This map produced by the Centre for Ecology and Hydrology shows the extend of the problem in the UK. Nitrogen deposition is acidifying your soils and saturating them with fertiliser.

Some species of plant respond well to high nitrogen levels and grow vigorously e.g. Molinia, however the majority of plant species respond poorly, in some cases they die out and in others they are outcompeted.

I recommend you read the Plantlife report.

Common Quaker and Small Quaker

The Common Quaker is the commonest moth in my trap at this time of year.


The adults are on the wing from March through to May and the caterpillars feed on a wide variety of broad-leaved tree leaves.


By contrast this is the Small Quaker – on the wing from late February to May – the larvae feed mainly on oak


Side by side – good size comparison – Small Quaker on the right!

A rainy weekend on the Moor

Our first two day walk with an overnight camp of the year with the National Trust’s Wild Tribe teams and those from Torquay Boys Grammar School …..

rain
This was the view when I arrived at the car park – only a mile walk to our wild camping site but nevertheless…

camp
At the back of Foggintor Quarry – at least it stopped raining for a few minutes whilst I got my tent up – it then rained all night –  a mixture of wind blown drizzle and heavy rain – I was soaked as was the inside of my tent by 6.30pm – a long night ahead.
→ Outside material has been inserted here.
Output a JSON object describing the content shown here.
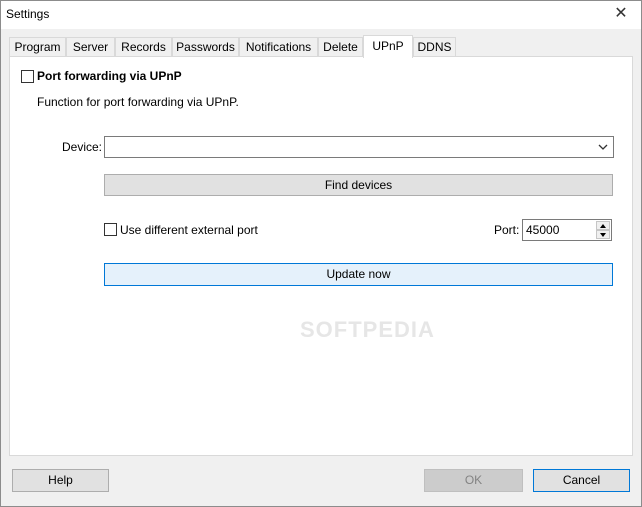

Apparently this was Storm Ewan but I didn’t know that at the time!

Teams started leaving camp at 4.30am

In view of the continuing poor weather and the forecast predicting more heavy rain from 3pm we convened a meeting in the Fox Tor Cafe at 8am to review routes.

Our teams were intending to go from the Princetown area through the centre of the high moor right up to Okehampton camp via Great Knesset i.e. a route which was a long way from anywhere hospitable.

We re-routed all the teams up the west side of the moor closer to roads in case anything went wrong and decided to end at 3pm at Meldon instead of 5pm at Anthony Stile.

tavy
This is the Tavy – despite all the rain flowing low

great-nodden
We went up to Nodden Gate to checkpoint some teams through – the dome of Great Nodden in the background.

Most of Dartmoor is made of of granite which is an igneous rock formed from molten lava – in contrast Great Nodden consists of metamorphic rock (i.e. older rocks which have been transformed by heat or pressure or both) – thus its very different shape

lyd
The River Lyd

brat-tor
The Lyd with Brat Tor and the Widgery Cross to the left

lyd-stepping-stones
Somewhat surprisingly – very low water levels at the Lyd Stepping Stones

Safely back at Meldon just as the 3pm rain arrives

A big well done to all the young people (and the team of adult leaders) who made it to the end – a character building weekend

All my kit bar my tent is now dry – my tent will be by the end of the day